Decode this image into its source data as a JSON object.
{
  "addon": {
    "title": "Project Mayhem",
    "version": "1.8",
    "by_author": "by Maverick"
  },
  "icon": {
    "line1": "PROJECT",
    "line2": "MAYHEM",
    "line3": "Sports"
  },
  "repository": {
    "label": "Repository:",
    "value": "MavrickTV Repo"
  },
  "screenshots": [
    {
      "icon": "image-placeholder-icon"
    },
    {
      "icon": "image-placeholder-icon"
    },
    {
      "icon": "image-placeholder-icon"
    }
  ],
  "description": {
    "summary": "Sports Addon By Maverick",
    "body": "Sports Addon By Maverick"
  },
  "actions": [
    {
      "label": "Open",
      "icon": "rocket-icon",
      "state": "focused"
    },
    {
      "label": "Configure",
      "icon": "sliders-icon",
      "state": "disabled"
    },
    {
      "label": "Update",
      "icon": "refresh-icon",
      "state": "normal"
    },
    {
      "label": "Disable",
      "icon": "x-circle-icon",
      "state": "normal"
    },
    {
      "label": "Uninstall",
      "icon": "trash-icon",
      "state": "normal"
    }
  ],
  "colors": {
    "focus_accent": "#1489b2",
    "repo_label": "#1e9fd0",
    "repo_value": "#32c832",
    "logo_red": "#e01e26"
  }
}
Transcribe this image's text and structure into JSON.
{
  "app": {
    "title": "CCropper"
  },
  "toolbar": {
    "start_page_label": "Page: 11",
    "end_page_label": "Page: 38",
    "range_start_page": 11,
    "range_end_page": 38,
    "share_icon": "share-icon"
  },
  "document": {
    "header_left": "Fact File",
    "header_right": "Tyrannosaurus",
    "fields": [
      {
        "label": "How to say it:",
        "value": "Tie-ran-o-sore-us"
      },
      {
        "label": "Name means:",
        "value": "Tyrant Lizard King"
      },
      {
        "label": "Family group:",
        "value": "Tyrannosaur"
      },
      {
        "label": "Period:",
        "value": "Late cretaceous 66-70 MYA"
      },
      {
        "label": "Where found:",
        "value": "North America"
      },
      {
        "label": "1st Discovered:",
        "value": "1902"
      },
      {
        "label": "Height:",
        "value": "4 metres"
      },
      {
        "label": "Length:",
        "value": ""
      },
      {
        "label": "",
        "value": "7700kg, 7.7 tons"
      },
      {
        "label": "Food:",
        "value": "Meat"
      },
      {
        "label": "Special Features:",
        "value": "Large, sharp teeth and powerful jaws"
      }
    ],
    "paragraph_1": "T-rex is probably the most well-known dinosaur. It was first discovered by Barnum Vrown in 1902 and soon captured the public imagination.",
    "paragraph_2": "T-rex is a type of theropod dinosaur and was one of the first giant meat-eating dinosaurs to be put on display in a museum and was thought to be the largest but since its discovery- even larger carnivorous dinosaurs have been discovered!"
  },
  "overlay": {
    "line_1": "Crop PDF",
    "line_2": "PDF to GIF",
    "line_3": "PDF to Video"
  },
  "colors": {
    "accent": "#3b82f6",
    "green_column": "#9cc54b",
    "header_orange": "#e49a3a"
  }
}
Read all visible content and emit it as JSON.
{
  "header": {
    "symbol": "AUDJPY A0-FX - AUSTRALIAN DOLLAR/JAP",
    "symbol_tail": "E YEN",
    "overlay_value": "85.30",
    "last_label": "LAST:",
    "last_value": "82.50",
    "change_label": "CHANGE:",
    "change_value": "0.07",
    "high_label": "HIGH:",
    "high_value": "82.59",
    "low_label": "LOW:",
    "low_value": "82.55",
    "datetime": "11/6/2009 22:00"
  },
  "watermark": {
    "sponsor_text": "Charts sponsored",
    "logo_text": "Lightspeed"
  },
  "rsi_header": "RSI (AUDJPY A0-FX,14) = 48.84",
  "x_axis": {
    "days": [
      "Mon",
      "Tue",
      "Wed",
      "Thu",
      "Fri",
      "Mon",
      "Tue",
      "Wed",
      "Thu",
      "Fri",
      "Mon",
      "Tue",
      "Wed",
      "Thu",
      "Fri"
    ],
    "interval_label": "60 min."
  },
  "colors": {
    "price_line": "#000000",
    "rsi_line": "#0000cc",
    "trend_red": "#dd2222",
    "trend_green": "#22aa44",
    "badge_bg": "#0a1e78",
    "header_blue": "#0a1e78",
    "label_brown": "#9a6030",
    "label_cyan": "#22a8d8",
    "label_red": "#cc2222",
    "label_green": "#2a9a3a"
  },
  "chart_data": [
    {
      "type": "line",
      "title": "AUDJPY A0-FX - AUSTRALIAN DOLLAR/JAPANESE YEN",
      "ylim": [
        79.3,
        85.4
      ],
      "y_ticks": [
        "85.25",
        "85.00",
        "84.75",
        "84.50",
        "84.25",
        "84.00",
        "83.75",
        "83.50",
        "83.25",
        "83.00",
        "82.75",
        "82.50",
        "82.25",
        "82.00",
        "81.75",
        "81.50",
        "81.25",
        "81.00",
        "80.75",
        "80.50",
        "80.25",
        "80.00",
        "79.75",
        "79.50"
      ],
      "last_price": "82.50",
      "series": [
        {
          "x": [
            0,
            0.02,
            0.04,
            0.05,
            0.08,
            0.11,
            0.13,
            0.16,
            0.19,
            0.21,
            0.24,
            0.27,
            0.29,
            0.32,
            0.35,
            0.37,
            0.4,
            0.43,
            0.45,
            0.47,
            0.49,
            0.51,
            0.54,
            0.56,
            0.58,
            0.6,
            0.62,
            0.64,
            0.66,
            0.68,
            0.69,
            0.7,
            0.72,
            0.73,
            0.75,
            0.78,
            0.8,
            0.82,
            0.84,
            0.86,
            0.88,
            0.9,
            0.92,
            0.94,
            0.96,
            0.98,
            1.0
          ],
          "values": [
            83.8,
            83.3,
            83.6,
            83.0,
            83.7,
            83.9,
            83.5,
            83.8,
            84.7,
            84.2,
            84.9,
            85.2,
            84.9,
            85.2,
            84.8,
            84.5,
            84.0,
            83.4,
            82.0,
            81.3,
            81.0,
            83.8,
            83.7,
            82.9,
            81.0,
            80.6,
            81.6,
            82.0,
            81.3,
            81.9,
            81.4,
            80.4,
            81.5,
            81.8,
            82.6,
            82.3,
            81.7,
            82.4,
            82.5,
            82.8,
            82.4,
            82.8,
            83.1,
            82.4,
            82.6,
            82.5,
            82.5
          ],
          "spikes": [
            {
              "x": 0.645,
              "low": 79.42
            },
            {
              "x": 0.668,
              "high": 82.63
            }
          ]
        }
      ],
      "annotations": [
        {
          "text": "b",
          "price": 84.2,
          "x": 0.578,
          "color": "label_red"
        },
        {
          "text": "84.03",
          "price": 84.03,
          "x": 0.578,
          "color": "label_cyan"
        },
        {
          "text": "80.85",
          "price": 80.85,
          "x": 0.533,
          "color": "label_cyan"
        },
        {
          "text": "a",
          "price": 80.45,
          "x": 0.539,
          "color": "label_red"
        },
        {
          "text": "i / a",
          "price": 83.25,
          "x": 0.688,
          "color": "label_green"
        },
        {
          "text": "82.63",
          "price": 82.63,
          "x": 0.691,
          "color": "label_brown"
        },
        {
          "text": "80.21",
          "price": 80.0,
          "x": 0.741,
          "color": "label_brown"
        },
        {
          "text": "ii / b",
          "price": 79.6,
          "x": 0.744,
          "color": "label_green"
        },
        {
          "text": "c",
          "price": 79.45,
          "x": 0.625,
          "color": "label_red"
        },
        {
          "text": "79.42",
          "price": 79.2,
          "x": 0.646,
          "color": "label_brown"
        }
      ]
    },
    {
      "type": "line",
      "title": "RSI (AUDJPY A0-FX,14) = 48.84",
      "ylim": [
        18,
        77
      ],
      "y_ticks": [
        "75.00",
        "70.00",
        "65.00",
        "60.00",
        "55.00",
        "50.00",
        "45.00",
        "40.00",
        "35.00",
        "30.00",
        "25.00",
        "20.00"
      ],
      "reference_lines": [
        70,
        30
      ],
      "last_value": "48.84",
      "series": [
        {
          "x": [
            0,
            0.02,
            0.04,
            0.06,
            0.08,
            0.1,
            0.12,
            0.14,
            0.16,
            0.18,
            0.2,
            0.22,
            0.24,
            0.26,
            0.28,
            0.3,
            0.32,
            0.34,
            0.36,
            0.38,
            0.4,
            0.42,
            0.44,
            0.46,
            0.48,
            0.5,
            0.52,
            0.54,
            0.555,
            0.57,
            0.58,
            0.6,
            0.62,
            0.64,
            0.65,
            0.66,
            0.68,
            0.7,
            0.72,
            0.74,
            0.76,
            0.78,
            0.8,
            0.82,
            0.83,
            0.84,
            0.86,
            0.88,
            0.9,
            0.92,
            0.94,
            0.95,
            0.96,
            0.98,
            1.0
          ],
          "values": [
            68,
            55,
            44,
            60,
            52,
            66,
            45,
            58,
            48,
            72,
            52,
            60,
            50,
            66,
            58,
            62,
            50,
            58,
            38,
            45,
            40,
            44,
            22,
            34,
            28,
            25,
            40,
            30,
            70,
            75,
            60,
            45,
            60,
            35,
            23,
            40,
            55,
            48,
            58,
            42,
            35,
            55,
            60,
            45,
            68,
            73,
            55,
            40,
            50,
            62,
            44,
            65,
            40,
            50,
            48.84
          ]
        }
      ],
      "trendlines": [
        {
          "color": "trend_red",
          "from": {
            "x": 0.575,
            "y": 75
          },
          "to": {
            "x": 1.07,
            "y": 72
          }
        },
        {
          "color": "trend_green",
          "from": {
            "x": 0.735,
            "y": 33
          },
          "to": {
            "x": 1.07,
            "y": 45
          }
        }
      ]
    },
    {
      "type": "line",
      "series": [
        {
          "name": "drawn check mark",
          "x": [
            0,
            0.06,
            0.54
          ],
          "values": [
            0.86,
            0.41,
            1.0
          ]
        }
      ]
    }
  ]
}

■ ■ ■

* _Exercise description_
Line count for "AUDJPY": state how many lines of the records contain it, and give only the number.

* _Written answer_
4